### Task prompt:
Beginning with the first entry, restate the data word for word and leave out the images.

### Records shown:
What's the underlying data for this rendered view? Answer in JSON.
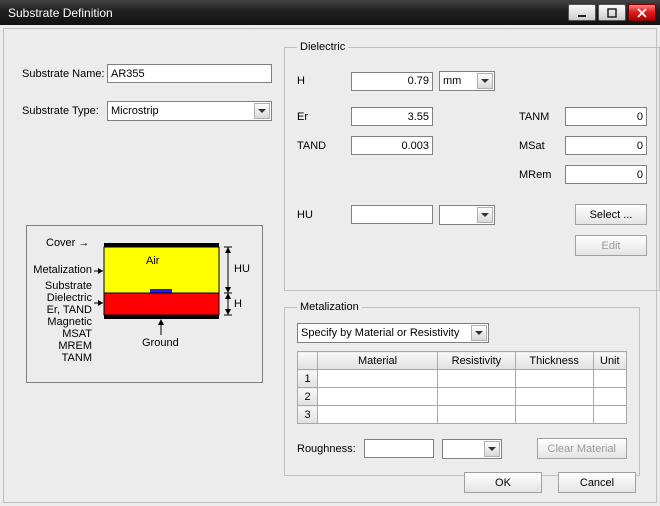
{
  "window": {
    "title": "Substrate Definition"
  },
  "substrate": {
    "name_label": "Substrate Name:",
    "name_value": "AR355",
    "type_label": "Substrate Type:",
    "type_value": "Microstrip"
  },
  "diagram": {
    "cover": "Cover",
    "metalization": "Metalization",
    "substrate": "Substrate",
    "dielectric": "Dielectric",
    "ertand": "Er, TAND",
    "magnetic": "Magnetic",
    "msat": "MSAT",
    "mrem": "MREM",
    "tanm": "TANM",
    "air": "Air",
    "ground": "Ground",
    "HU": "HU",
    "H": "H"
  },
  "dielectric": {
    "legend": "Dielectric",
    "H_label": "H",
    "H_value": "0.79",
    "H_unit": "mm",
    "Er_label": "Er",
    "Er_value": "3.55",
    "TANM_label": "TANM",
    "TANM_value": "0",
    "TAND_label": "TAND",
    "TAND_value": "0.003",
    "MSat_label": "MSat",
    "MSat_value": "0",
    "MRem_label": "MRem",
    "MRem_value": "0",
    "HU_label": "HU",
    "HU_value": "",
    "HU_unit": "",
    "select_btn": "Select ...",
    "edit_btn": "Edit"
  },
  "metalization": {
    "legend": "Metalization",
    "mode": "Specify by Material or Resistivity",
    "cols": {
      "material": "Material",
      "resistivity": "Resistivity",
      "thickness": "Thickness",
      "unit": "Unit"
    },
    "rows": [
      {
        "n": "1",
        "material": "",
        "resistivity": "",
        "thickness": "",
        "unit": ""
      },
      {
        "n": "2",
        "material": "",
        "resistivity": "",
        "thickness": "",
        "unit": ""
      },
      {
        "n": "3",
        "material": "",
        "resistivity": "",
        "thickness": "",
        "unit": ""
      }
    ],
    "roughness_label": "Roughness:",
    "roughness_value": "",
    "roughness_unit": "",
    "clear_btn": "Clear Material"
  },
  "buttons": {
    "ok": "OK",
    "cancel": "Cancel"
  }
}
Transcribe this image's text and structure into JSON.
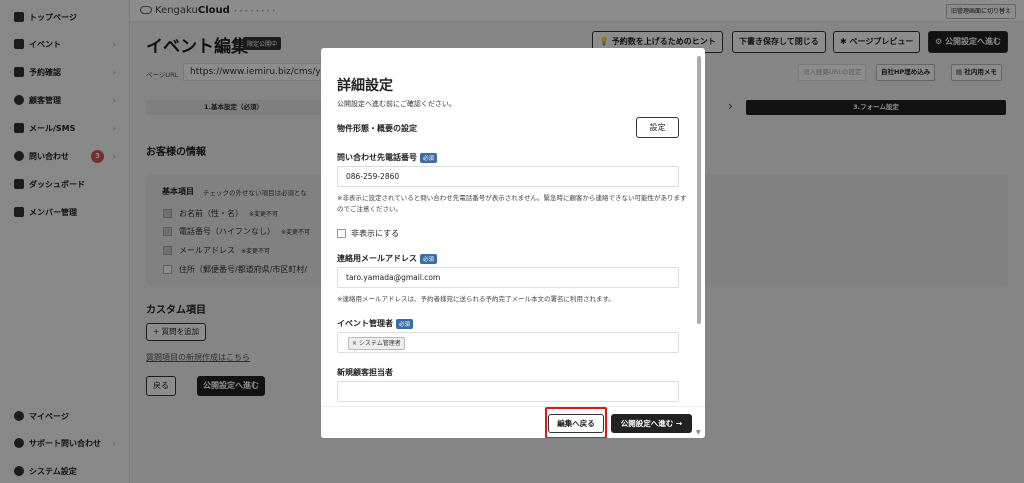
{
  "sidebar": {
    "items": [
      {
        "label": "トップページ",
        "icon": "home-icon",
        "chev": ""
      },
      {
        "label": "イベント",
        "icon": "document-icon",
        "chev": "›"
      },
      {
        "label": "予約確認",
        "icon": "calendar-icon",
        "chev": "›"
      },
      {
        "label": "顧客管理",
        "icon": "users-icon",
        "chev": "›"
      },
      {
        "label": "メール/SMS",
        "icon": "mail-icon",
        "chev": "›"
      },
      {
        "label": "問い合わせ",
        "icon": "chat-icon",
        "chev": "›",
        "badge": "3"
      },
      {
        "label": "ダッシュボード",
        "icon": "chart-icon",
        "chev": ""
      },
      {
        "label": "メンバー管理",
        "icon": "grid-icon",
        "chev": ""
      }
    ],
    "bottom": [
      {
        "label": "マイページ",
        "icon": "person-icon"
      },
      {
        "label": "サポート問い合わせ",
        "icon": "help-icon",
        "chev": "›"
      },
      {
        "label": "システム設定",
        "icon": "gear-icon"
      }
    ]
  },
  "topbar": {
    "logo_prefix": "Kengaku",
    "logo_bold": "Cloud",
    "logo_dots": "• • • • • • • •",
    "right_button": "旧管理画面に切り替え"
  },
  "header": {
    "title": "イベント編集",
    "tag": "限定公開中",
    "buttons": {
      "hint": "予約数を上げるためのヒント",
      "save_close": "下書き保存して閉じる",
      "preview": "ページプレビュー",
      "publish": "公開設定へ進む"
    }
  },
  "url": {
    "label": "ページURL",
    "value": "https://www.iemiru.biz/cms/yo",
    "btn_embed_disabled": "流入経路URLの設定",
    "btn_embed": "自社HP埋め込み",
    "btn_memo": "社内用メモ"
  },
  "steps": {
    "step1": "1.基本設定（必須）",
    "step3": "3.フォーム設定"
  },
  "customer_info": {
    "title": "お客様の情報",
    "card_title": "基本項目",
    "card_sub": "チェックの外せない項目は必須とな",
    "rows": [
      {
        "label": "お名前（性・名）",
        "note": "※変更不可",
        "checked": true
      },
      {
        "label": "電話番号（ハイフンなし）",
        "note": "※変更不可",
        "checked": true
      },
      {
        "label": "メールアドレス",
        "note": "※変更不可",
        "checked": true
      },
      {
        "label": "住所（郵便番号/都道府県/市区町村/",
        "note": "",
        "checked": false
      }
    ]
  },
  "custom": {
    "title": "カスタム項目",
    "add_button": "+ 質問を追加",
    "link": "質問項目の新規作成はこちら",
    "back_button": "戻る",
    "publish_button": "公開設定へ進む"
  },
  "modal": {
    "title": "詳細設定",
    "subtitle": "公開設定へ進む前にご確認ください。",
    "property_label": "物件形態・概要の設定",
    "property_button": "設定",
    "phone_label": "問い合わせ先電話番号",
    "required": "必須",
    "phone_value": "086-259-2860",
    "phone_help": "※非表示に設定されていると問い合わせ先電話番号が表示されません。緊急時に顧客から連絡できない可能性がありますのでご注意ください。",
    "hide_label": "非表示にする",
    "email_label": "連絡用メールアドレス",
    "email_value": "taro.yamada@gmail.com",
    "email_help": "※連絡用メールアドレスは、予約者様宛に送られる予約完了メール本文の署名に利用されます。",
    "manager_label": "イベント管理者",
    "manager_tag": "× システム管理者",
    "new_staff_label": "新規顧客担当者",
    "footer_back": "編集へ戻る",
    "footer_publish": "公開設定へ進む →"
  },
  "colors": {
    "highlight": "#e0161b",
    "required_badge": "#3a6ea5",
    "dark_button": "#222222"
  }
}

### The answer:
What's the underlying data for this rendered view? Answer in JSON.
{
  "window": {
    "title": "Substrate Definition"
  },
  "substrate": {
    "name_label": "Substrate Name:",
    "name_value": "AR355",
    "type_label": "Substrate Type:",
    "type_value": "Microstrip"
  },
  "diagram": {
    "cover": "Cover",
    "metalization": "Metalization",
    "substrate": "Substrate",
    "dielectric": "Dielectric",
    "ertand": "Er, TAND",
    "magnetic": "Magnetic",
    "msat": "MSAT",
    "mrem": "MREM",
    "tanm": "TANM",
    "air": "Air",
    "ground": "Ground",
    "HU": "HU",
    "H": "H"
  },
  "dielectric": {
    "legend": "Dielectric",
    "H_label": "H",
    "H_value": "0.79",
    "H_unit": "mm",
    "Er_label": "Er",
    "Er_value": "3.55",
    "TANM_label": "TANM",
    "TANM_value": "0",
    "TAND_label": "TAND",
    "TAND_value": "0.003",
    "MSat_label": "MSat",
    "MSat_value": "0",
    "MRem_label": "MRem",
    "MRem_value": "0",
    "HU_label": "HU",
    "HU_value": "",
    "HU_unit": "",
    "select_btn": "Select ...",
    "edit_btn": "Edit"
  },
  "metalization": {
    "legend": "Metalization",
    "mode": "Specify by Material or Resistivity",
    "cols": {
      "material": "Material",
      "resistivity": "Resistivity",
      "thickness": "Thickness",
      "unit": "Unit"
    },
    "rows": [
      {
        "n": "1",
        "material": "",
        "resistivity": "",
        "thickness": "",
        "unit": ""
      },
      {
        "n": "2",
        "material": "",
        "resistivity": "",
        "thickness": "",
        "unit": ""
      },
      {
        "n": "3",
        "material": "",
        "resistivity": "",
        "thickness": "",
        "unit": ""
      }
    ],
    "roughness_label": "Roughness:",
    "roughness_value": "",
    "roughness_unit": "",
    "clear_btn": "Clear Material"
  },
  "buttons": {
    "ok": "OK",
    "cancel": "Cancel"
  }
}
Transcribe this image's text and structure into JSON.
{
  "sidebar": {
    "items": [
      {
        "label": "トップページ",
        "icon": "home-icon",
        "chev": ""
      },
      {
        "label": "イベント",
        "icon": "document-icon",
        "chev": "›"
      },
      {
        "label": "予約確認",
        "icon": "calendar-icon",
        "chev": "›"
      },
      {
        "label": "顧客管理",
        "icon": "users-icon",
        "chev": "›"
      },
      {
        "label": "メール/SMS",
        "icon": "mail-icon",
        "chev": "›"
      },
      {
        "label": "問い合わせ",
        "icon": "chat-icon",
        "chev": "›",
        "badge": "3"
      },
      {
        "label": "ダッシュボード",
        "icon": "chart-icon",
        "chev": ""
      },
      {
        "label": "メンバー管理",
        "icon": "grid-icon",
        "chev": ""
      }
    ],
    "bottom": [
      {
        "label": "マイページ",
        "icon": "person-icon"
      },
      {
        "label": "サポート問い合わせ",
        "icon": "help-icon",
        "chev": "›"
      },
      {
        "label": "システム設定",
        "icon": "gear-icon"
      }
    ]
  },
  "topbar": {
    "logo_prefix": "Kengaku",
    "logo_bold": "Cloud",
    "logo_dots": "• • • • • • • •",
    "right_button": "旧管理画面に切り替え"
  },
  "header": {
    "title": "イベント編集",
    "tag": "限定公開中",
    "buttons": {
      "hint": "予約数を上げるためのヒント",
      "save_close": "下書き保存して閉じる",
      "preview": "ページプレビュー",
      "publish": "公開設定へ進む"
    }
  },
  "url": {
    "label": "ページURL",
    "value": "https://www.iemiru.biz/cms/yo",
    "btn_embed_disabled": "流入経路URLの設定",
    "btn_embed": "自社HP埋め込み",
    "btn_memo": "社内用メモ"
  },
  "steps": {
    "step1": "1.基本設定（必須）",
    "step3": "3.フォーム設定"
  },
  "customer_info": {
    "title": "お客様の情報",
    "card_title": "基本項目",
    "card_sub": "チェックの外せない項目は必須とな",
    "rows": [
      {
        "label": "お名前（性・名）",
        "note": "※変更不可",
        "checked": true
      },
      {
        "label": "電話番号（ハイフンなし）",
        "note": "※変更不可",
        "checked": true
      },
      {
        "label": "メールアドレス",
        "note": "※変更不可",
        "checked": true
      },
      {
        "label": "住所（郵便番号/都道府県/市区町村/",
        "note": "",
        "checked": false
      }
    ]
  },
  "custom": {
    "title": "カスタム項目",
    "add_button": "+ 質問を追加",
    "link": "質問項目の新規作成はこちら",
    "back_button": "戻る",
    "publish_button": "公開設定へ進む"
  },
  "modal": {
    "title": "詳細設定",
    "subtitle": "公開設定へ進む前にご確認ください。",
    "property_label": "物件形態・概要の設定",
    "property_button": "設定",
    "phone_label": "問い合わせ先電話番号",
    "required": "必須",
    "phone_value": "086-259-2860",
    "phone_help": "※非表示に設定されていると問い合わせ先電話番号が表示されません。緊急時に顧客から連絡できない可能性がありますのでご注意ください。",
    "hide_label": "非表示にする",
    "email_label": "連絡用メールアドレス",
    "email_value": "taro.yamada@gmail.com",
    "email_help": "※連絡用メールアドレスは、予約者様宛に送られる予約完了メール本文の署名に利用されます。",
    "manager_label": "イベント管理者",
    "manager_tag": "× システム管理者",
    "new_staff_label": "新規顧客担当者",
    "footer_back": "編集へ戻る",
    "footer_publish": "公開設定へ進む →"
  },
  "colors": {
    "highlight": "#e0161b",
    "required_badge": "#3a6ea5",
    "dark_button": "#222222"
  }
}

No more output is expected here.